Microsoft's latest operating system, Windows 7, brings a slew of tweaks and improvements. While most adjustments are under the hood, the graphical user interface has received a facelift as well. One of the first changes you will notice is the revamped taskbar. Unofficially dubbed the "Superbar," this new feature is essentially a mash-up of the traditional Windows Quick Launch/taskbar and the Mac OS X dock.
As it's often the case with any significant change in the way we use software, opinions will vary. While many like to stick to the "if it's not broken, don't fix it" philosophy, I happen to like the new taskbar a lot. Unfortunately for the those of you who don't, defaulting to the ways of old isn't as simple as unchecking Superbar in favor of Quick Launch, so you'll have to get a little hands-on. Keep reading to bring back the taskbar you're familiar with.
Start by right clicking the Superbar, mouse over Toolbars and click New toolbar. When prompted to enter a folder directory, paste the following string of text:
%userprofile%\AppData\Roaming\Microsoft\Internet Explorer\Quick Launch
Then click Select Folder.
A labeled Quick Launch bar should appear near the clock.
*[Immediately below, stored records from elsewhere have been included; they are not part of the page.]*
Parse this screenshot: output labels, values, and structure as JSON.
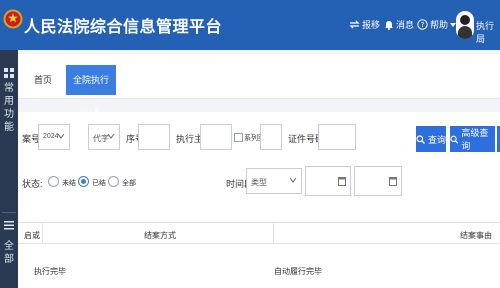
{
  "header": {
    "title": "人民法院综合信息管理平台",
    "items": {
      "transfer": "报移",
      "messages": "消息",
      "help": "帮助",
      "user": "执行局"
    },
    "colors": {
      "bar": "#2461b4",
      "accent": "#3b7de0"
    }
  },
  "sidebar": {
    "section1": "常用功能",
    "section2": "全部"
  },
  "tabs": {
    "home": "首页",
    "active": "全院执行···",
    "active_close": "X"
  },
  "filters": {
    "case_no_label": "案号:",
    "year_value": "2024",
    "code_label": "代字",
    "seq_label": "序号",
    "subject_label": "执行主体:",
    "series_label": "系列案",
    "cert_label": "证件号码:",
    "search_button": "查询",
    "advanced_button": "高级查询",
    "status_label": "状态:",
    "status_options": [
      "未结",
      "已结",
      "全部"
    ],
    "status_selected": "已结",
    "period_label": "时间段:",
    "type_value": "类型"
  },
  "table": {
    "headers": [
      "启或",
      "结案方式",
      "结案事由"
    ],
    "rows": [
      {
        "col1": "执行完毕",
        "col2": "自动履行完毕"
      }
    ]
  }
}
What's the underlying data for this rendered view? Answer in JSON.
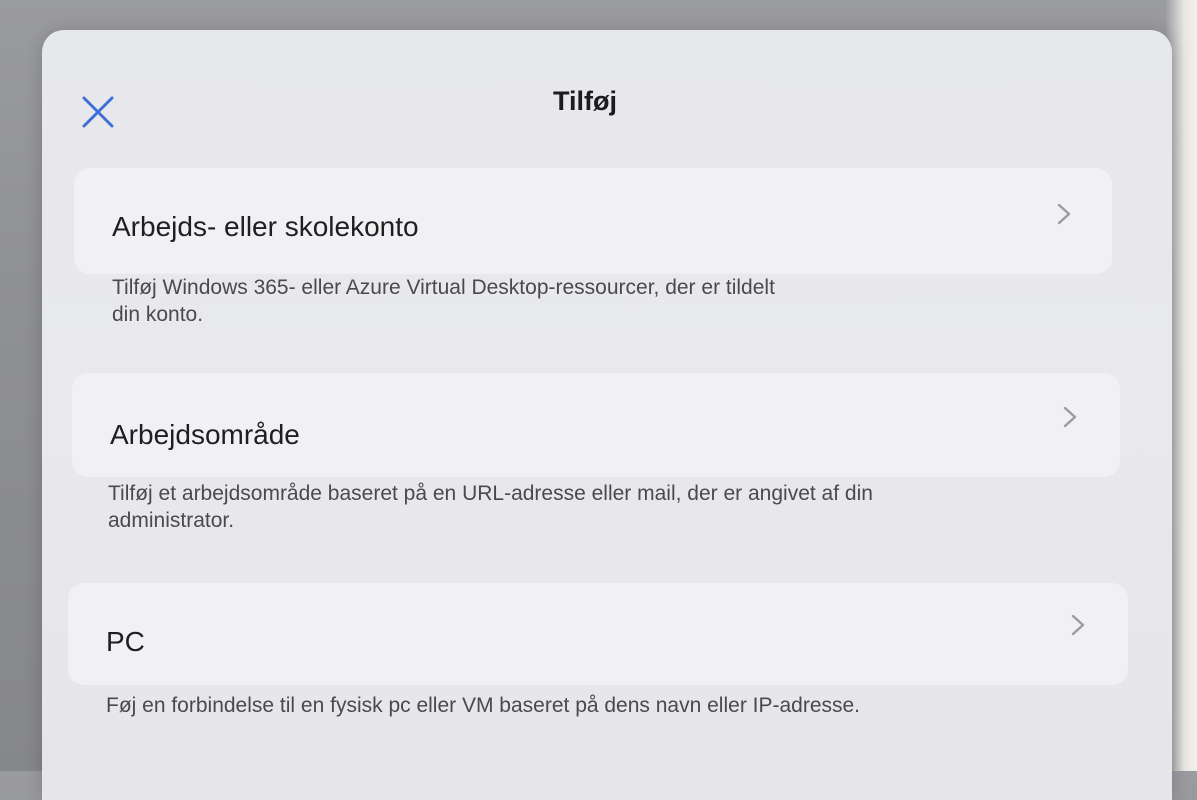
{
  "sheet": {
    "title": "Tilføj",
    "close_icon": "close-icon",
    "accent_color": "#3f6fd6"
  },
  "options": [
    {
      "label": "Arbejds- eller skolekonto",
      "description_line1": "Tilføj Windows 365- eller Azure Virtual Desktop-ressourcer, der er tildelt",
      "description_line2": "din konto.",
      "icon": "chevron-right-icon"
    },
    {
      "label": "Arbejdsområde",
      "description_line1": "Tilføj et arbejdsområde baseret på en URL-adresse eller mail, der er angivet af din",
      "description_line2": "administrator.",
      "icon": "chevron-right-icon"
    },
    {
      "label": "PC",
      "description_line1": "Føj en forbindelse til en fysisk pc eller VM baseret på dens navn eller IP-adresse.",
      "icon": "chevron-right-icon"
    }
  ]
}
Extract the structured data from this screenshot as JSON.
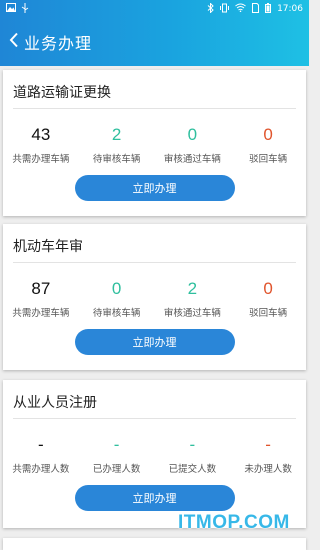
{
  "status_bar": {
    "time": "17:06",
    "left_icons": [
      "image-icon",
      "usb-icon"
    ],
    "right_icons": [
      "bluetooth-icon",
      "vibrate-icon",
      "wifi-icon",
      "sim-icon",
      "battery-icon"
    ]
  },
  "header": {
    "title": "业务办理",
    "back_icon": "chevron-left-icon"
  },
  "cards": [
    {
      "title": "道路运输证更换",
      "stats": [
        {
          "value": "43",
          "label": "共需办理车辆",
          "color": "#111111"
        },
        {
          "value": "2",
          "label": "待审核车辆",
          "color": "#2fbf9e"
        },
        {
          "value": "0",
          "label": "审核通过车辆",
          "color": "#2fbf9e"
        },
        {
          "value": "0",
          "label": "驳回车辆",
          "color": "#e0542c"
        }
      ],
      "button_label": "立即办理"
    },
    {
      "title": "机动车年审",
      "stats": [
        {
          "value": "87",
          "label": "共需办理车辆",
          "color": "#111111"
        },
        {
          "value": "0",
          "label": "待审核车辆",
          "color": "#2fbf9e"
        },
        {
          "value": "2",
          "label": "审核通过车辆",
          "color": "#2fbf9e"
        },
        {
          "value": "0",
          "label": "驳回车辆",
          "color": "#e0542c"
        }
      ],
      "button_label": "立即办理"
    },
    {
      "title": "从业人员注册",
      "stats": [
        {
          "value": "-",
          "label": "共需办理人数",
          "color": "#111111"
        },
        {
          "value": "-",
          "label": "已办理人数",
          "color": "#2fbf9e"
        },
        {
          "value": "-",
          "label": "已提交人数",
          "color": "#2fbf9e"
        },
        {
          "value": "-",
          "label": "未办理人数",
          "color": "#e0542c"
        }
      ],
      "button_label": "立即办理"
    }
  ],
  "watermark": "ITMOP.COM",
  "colors": {
    "header_gradient_start": "#1f86d6",
    "header_gradient_end": "#1ec0e4",
    "button": "#2a86d8",
    "green": "#2fbf9e",
    "red": "#e0542c"
  }
}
To configure the Quick Launch bar to how it was in previous versions of Windows, you'll have to make a few swift changes. Start by right clicking the Superbar and unchecking Lock the taskbar. You should see a few dotted lines appear near the Quick Launch bar.
Next, right click on the Quick Launch bar, uncheck Show text, and Show title. Then you'll need to right click on all your Superbar icons and unpin them.
Grab the dotted lines near the Quick Launch bar and pull it all the way to the Start button. By doing so, the bar where your applications load will be bumped near the clock - so pull those dotted lines back to the left near your Quick Launch bar.
Now, your open applications will still be using Windows 7's small collapsed buttons instead of the long text-filled ones. To change that, right click on the Superbar and head into Properties.
Click the drop down menu next to Taskbar buttons and choose either of the last two options. When you're done, click Ok and recheck Lock the taskbar.
The finished product should look something like this:
Did you know?
Microsoft first introduced a taskbar with Windows 95. Its design remained largely unchanged until the modifications seen in Windows 7.